Every animal who entered into our adoption program during the initial 6 months of re-entry and recovery has been successfully placed and adoption rates remain some of the highest in the 39 year history of the organization. Our days in shelter per animal continues to decrease.
Advocating for pets to be included in your community’s emergency response plan is essential as pet owners may be reluctant to evacuate if their pet companions cannot be accommodated. Furthermore animal welfare agencies have an opportunity to educate and advocate the importance of emergency preparedness for pet owners in your jurisdiction. It is our experience that these efforts must be on going in order for a population to be prepared rather than complacent.
Key learnings for other SPCAs and animal welfare organizations to consider:
1. CREATE A PET EMERGENCY RESPONSE PLAN for your organization, but also have information available for pet owning households in cases of emergency if you don’t already.
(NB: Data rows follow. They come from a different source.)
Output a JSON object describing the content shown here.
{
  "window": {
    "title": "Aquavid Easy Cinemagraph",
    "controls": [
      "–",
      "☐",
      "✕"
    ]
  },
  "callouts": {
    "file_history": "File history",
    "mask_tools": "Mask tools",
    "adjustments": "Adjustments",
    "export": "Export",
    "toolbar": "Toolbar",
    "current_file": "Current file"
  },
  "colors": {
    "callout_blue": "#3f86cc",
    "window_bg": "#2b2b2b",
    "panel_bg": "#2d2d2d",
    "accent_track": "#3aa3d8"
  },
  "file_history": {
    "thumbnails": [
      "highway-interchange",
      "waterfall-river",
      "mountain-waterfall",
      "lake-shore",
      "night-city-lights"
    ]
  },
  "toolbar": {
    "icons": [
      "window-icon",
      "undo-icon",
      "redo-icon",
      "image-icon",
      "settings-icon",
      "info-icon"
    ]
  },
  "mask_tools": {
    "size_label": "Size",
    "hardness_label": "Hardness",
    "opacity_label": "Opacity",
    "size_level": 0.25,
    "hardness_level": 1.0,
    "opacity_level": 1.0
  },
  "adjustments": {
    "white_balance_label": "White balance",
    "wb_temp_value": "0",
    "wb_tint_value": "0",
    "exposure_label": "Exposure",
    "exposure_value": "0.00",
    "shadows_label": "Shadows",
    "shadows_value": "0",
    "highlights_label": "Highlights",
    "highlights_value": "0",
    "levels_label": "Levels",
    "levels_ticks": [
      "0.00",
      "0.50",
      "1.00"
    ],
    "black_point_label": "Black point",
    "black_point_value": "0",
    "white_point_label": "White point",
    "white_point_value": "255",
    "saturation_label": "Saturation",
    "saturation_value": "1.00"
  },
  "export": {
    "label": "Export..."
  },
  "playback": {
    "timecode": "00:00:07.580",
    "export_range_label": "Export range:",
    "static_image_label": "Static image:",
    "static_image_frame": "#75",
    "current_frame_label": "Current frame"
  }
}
This creates a resiliency in pet owners and addresses their unwillingness to evacuate without their pets. Our advice – pets and humans together whenever possible to keep pet owning families stronger together.
2. We recommend you ESTABLISH A FORMAL PARTNERSHIP with a like- minded organization outside your jurisdiction. We learned in cases of large scale disasters like the wildfire in our community, you may not have electricity, you and your staff may be fleeing for your lives, your cell phones will run out of charge. Partnering with another organization in a ‘safety’ zone who can mobilize on your behalf will provide you the ability to trigger their support in setting up a donation mechanism to ensure money raised reaches your organization as this is essential to your ability to respond to ongoing, long term community needs.Furthermore, any physical donations that are being sent can be shipped to their facility. Having a location for affected residents to access needed supplies ensures they receive the consistent support they need for their pet family members. Management of the physical donations in large scale disasters is a huge undertaking you should not underestimate—transporting them, storing them, disseminating them over an extended period of time is an essential part of your planning. Your partner can also keep in contact with your management to provide communications support so that your team is able to get to safety if needed. Access to your partners’ facility to work from temporarily so that your team can continue regular updates and information sharing as well as having a central meeting point is crucial.
3. As much work as pet rescue efforts are in the first days of any disaster, WE LEARNED 90% OF THE RESPONSE AND FUNDING SUPPORT YOU WILL NEED COMES AFTER THAT RESCUE. The ongoing, long-term support of pet owning households is imperative. Pet surrenders, new programming and service needs over an extended period of time should be included in your emergency and recovery planning.
4. You need to have RESOURCES AND SUPPORTS, SUCH AS WELLNESS INTERVENTION AND INITIATIVES, FOR YOUR STAFF who may themselves be impacted by the disaster and can experience PTSD, and COMPASSION FATIGUE.
5. Sharing important progressive milestones throughout the evacuation and recovery can build hope for residents during and post disaster. It is however also important for supporting agencies to COMMUNICATE WITH IN-COMMUNITY ORGANIZATIONS BEFORE SHARING; INFORMATION, IMAGES, AND VIDEOS thus ensuring your updates are respectful of those directly impacted.
6. Have a tool to assess the needs of pet owning households in your community. Having owner surrender access can help prevent pet homelessness along with economic supports through a pet food and supply bank for pet owners experiencing financial hardship in trying to recover from the disaster.COMMUNITY IMPACT SURVEYS AND ANALYSIS WILL RESULT IN KNOWING RATHER THAN ASSUMING HOW THEY FEEL AND WHAT THEIR NEEDS ARE.
7. Finally a STRONG ADOPTION CAMPAIGN will keep your community connected to your mission and your efforts in finding loving forever homes for those animals in your care.
To watch our presentation at the CFHS 2017 Conference click here
To read more about our lessons learned shared with CFHS click here